The unfortunate fact is that automation still scares people, thinking they’re going to be out of a job. On the contrary, if you look at any IT organization out there, you’ll see that it’s overwhelmed with tasks, many of which are never getting done. Automation can give them time back to focus on what’s important to their customers.

A new implementation is a perfect opportunity to look at which processes are working the best and align all the teams to them. When a team sees that they’ll be able to provide a better experience and quicker turnaround, their resistance to automation often fades.
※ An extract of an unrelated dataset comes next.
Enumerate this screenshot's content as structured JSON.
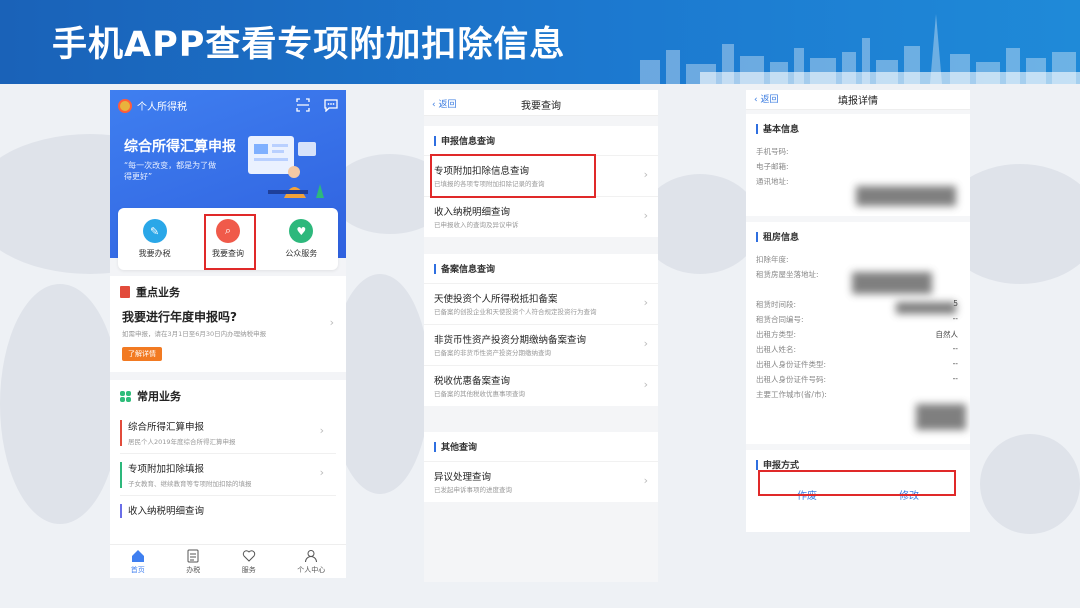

And luckily vCAC provides enough flexibility that users don’t have to adopt exactly the same systems across the organization. With a college I worked with recently, we were able to build on what teams are already doing. Next we focused on handoff systems to cut down on the number of emails flying around: one for DNS, another to install the OS, etc.

This process—of assessing current processes, building in automation and consistency, and then refocusing on customer needs—is undeniably valuable. But it does take time. It’s worth putting these reassessments on the calendar every 6 or 12 months; if that doesn’t work, I recommend taking the opportunity presented by the implementation of a new technology to keep moving toward the best your organization can be.
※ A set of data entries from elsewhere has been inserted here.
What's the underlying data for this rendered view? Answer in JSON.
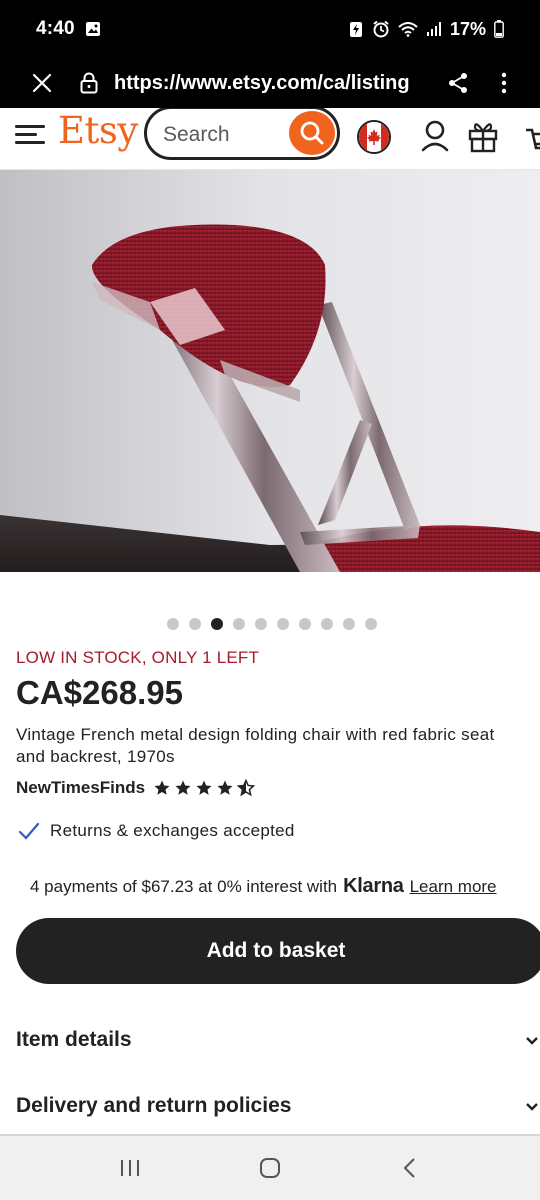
{
  "status_bar": {
    "time": "4:40",
    "battery": "17%"
  },
  "browser": {
    "url": "https://www.etsy.com/ca/listing"
  },
  "header": {
    "logo": "Etsy",
    "search_placeholder": "Search"
  },
  "product": {
    "image_count": 10,
    "active_image_index": 2,
    "stock_message": "LOW IN STOCK, ONLY 1 LEFT",
    "price": "CA$268.95",
    "title": "Vintage French metal design folding chair with red fabric seat and backrest, 1970s",
    "shop_name": "NewTimesFinds",
    "rating": 4.5,
    "returns_text": "Returns & exchanges accepted",
    "klarna_text": "4 payments of $67.23 at 0% interest with",
    "klarna_brand": "Klarna",
    "klarna_link": "Learn more",
    "add_to_basket": "Add to basket"
  },
  "accordions": [
    {
      "label": "Item details"
    },
    {
      "label": "Delivery and return policies"
    }
  ],
  "colors": {
    "brand_orange": "#f1641e",
    "stock_red": "#a61a2e",
    "button_dark": "#222222",
    "check_blue": "#2b5fbd"
  }
}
Jeremy Carter is a Senior Consultant with VMware and is focused on the Software Defined Data Center (SDDC). He has special expertise in cloud infrastructure and automation, and BCDR. Over his 14 years in IT he has gained a variety of experience as an architect, DBA, and developer. Prior to joining VMware, Jeremy was a Principal Architect at one of the largest VMware service providers. 

 

4 Ways To Overcome Resistance to the Cloud

By Brett Parlier, Solutions Architect, VMware Professional Services

There’s a lot of excitement about cloud computing right now, but I also run into an equal amount of trepidation. In particular, networking pros are worried that increasingly advanced automation will soon put them out of a job.

This is just one of several common points of resistance to the big changes happening in IT. I want to talk about four of them and provide some advice on how to reframe the discussion for clients, colleagues, and possibly yourself.

1. You’re going to automate my job away!

I heard this a lot after the announcement of VMware’s NSX network virtualization platform in August. My response? That’s the same thing all the server guys said 10 years ago when virtualization came out. It just doesn’t happen. Continue reading

The Snowden Leak: A Windfall for Hybrid Cloud?

By Richard ReesSecurity & Compliance Architect, VMware Professional Services

Interest in hybrid cloud has risen since Edward Snowden’s leak in May revealing vast surveillance operations by the US government, according to VMware CEO Pat Gelsinger and COO Carl Eschenbach during a VMworld Q&A last week.

That’s not surprising, since hybrid clouds allow businesses to keep their data in their own house and out of the prying eyes of government. That’s undoubtedly attractive for foreign companies doing business with or in the United States, since the US government was revealed to be focusing their monitoring efforts on emails sent to or received from another country.

Even if you aren’t worried about the NSA, I’m guessing you’d prefer the government not to have access to your business’s (or your customers’) information without your knowledge.

Hybrid: The best of both clouds

Enter the hybrid cloud. With a hybrid platform, businesses get the convenience and flexibility of a public cloud, but all access to sensitive data is handled through the organization’s private cloud. Continue reading